═══ Material shown ═══

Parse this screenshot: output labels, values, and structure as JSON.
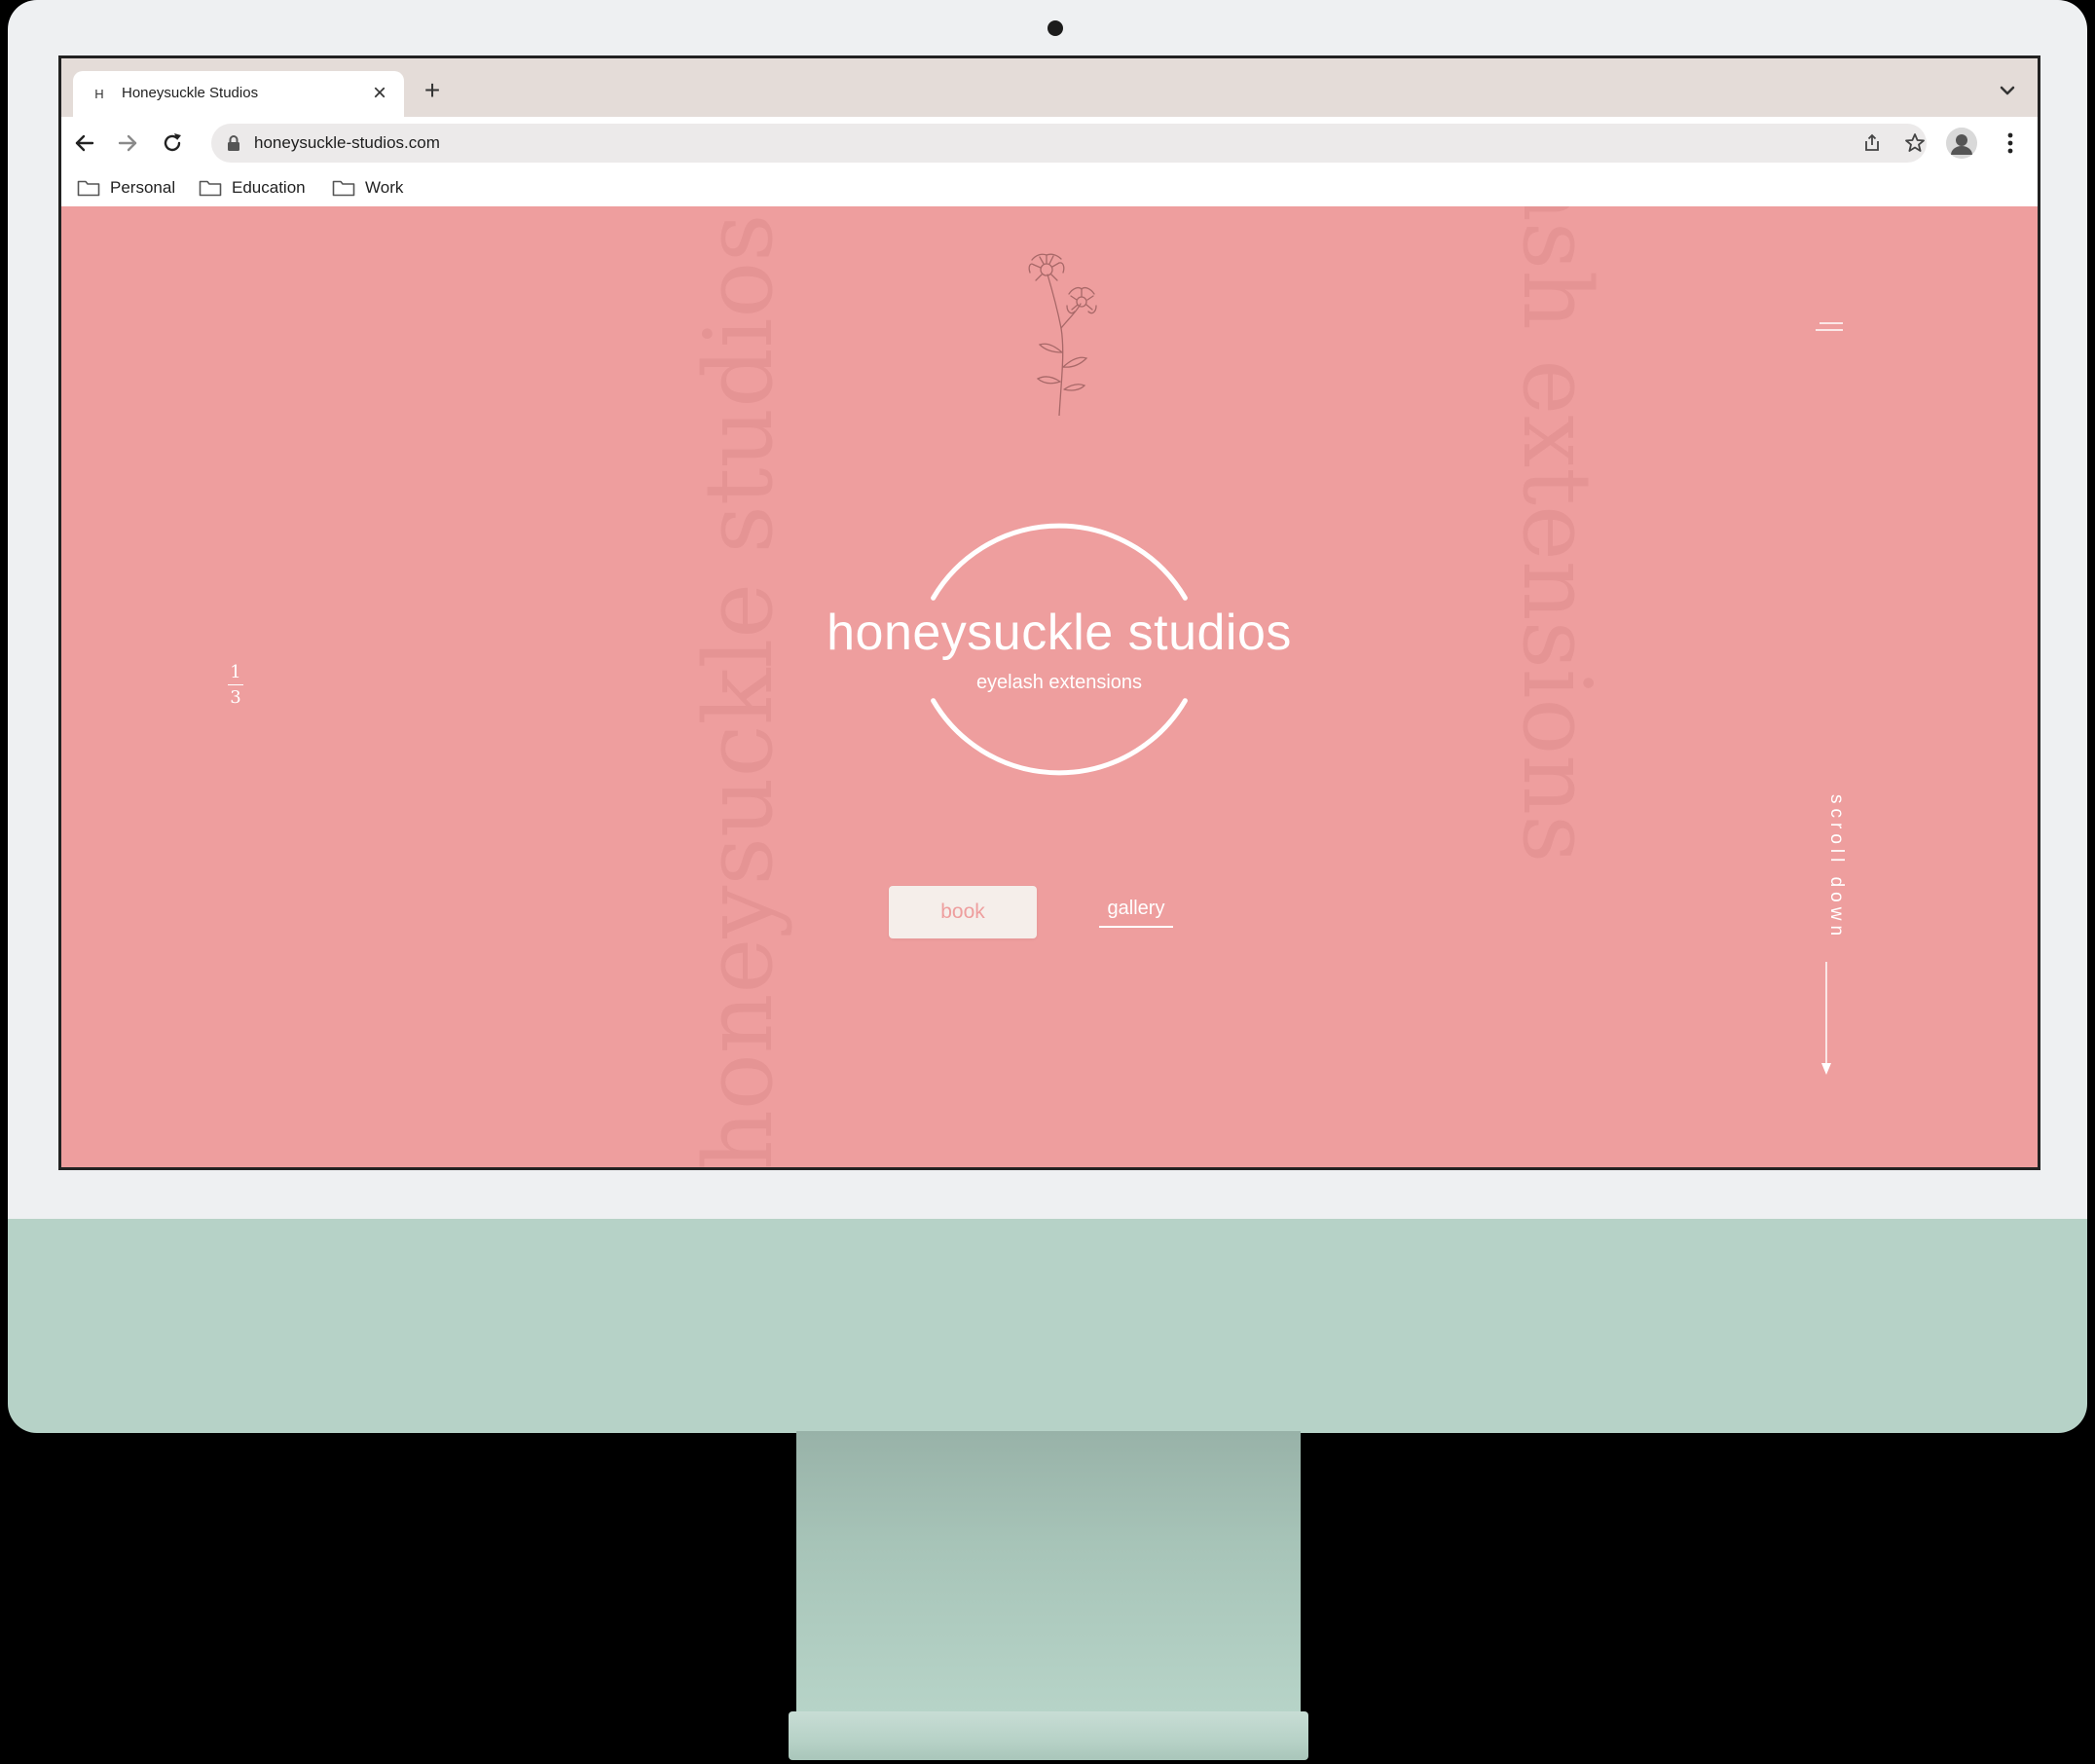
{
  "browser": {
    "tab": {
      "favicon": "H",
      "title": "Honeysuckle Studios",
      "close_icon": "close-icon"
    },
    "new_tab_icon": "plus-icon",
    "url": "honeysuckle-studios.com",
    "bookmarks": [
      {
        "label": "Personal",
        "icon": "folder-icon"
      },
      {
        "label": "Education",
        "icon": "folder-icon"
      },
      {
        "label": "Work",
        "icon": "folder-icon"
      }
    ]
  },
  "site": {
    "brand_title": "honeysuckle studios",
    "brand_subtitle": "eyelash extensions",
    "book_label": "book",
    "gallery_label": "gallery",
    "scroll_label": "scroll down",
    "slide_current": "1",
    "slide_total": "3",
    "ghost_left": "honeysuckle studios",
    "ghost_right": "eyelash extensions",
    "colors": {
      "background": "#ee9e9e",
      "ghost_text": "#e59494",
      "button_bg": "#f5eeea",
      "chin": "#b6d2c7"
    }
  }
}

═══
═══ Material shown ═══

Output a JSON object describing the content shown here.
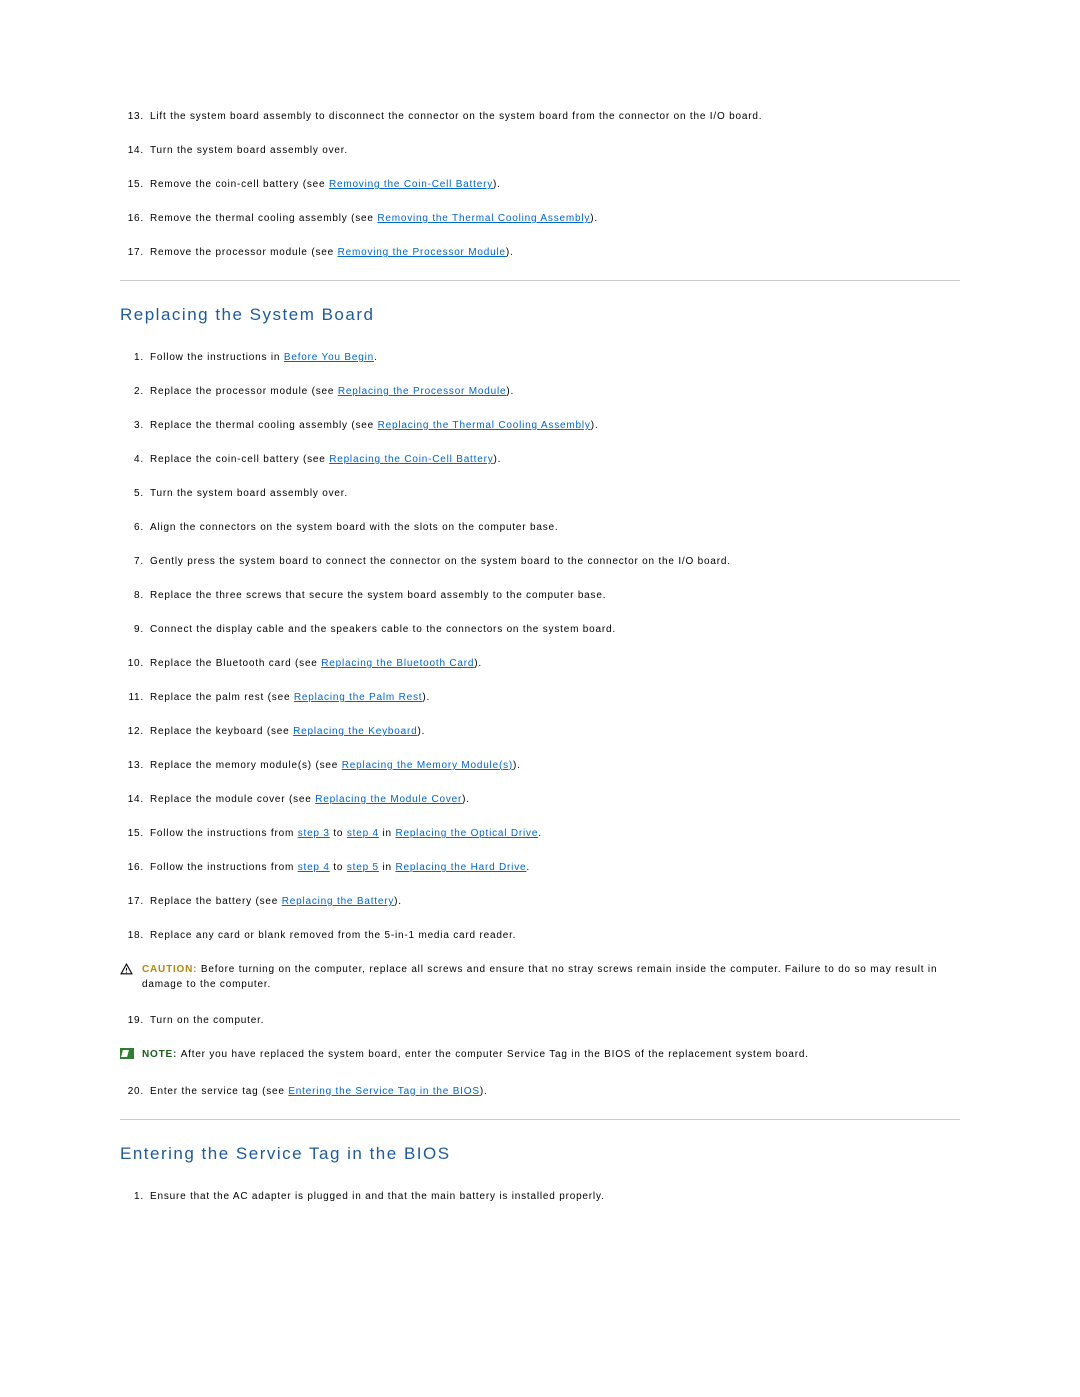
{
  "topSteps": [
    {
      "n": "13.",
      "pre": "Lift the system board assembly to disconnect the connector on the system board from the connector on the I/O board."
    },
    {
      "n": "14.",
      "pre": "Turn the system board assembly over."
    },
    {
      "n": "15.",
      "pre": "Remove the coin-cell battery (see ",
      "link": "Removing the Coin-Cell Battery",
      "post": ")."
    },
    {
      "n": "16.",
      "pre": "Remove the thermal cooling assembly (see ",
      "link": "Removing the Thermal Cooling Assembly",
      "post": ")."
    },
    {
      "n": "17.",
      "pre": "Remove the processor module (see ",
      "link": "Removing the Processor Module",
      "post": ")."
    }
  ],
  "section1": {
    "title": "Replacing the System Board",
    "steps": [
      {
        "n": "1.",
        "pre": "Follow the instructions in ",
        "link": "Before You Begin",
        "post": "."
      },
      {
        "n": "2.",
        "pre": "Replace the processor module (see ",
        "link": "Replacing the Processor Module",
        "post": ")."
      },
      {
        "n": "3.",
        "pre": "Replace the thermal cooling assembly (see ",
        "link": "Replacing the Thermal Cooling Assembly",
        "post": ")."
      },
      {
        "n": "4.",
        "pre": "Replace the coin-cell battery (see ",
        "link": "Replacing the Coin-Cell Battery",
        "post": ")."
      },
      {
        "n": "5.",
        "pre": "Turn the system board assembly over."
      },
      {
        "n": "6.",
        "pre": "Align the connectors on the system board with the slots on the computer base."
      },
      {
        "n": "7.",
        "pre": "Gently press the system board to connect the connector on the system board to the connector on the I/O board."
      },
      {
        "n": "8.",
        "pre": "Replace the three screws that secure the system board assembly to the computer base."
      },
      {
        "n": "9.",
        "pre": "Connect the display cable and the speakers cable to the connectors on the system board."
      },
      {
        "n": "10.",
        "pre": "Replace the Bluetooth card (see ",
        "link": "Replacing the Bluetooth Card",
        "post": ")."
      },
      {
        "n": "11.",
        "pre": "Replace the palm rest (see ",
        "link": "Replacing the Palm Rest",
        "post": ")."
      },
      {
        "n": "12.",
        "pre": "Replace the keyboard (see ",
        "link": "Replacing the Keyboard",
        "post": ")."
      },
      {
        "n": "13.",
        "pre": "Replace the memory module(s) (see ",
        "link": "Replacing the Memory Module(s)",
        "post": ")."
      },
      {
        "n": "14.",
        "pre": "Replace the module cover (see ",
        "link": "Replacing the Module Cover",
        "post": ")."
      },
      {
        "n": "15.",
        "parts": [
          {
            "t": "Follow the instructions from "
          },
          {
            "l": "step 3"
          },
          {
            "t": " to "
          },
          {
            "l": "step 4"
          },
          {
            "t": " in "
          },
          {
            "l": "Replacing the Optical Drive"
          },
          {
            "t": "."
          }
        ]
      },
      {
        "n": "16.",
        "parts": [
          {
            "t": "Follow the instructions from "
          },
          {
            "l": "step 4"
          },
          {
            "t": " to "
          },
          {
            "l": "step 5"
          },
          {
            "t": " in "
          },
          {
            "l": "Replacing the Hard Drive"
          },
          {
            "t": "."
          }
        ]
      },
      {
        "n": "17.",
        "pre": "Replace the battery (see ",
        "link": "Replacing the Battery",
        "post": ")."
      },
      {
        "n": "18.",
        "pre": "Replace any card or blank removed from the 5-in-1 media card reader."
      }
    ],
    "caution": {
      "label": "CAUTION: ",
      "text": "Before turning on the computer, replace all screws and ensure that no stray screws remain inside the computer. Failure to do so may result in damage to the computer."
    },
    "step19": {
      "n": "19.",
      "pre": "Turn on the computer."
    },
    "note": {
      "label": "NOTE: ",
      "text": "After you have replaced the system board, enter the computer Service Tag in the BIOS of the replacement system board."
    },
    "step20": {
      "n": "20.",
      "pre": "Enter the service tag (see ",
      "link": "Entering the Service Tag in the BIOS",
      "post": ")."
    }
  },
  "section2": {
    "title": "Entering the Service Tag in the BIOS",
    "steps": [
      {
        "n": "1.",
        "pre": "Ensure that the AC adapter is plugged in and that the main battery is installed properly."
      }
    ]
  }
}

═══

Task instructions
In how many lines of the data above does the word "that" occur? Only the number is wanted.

Answer to this exercise
3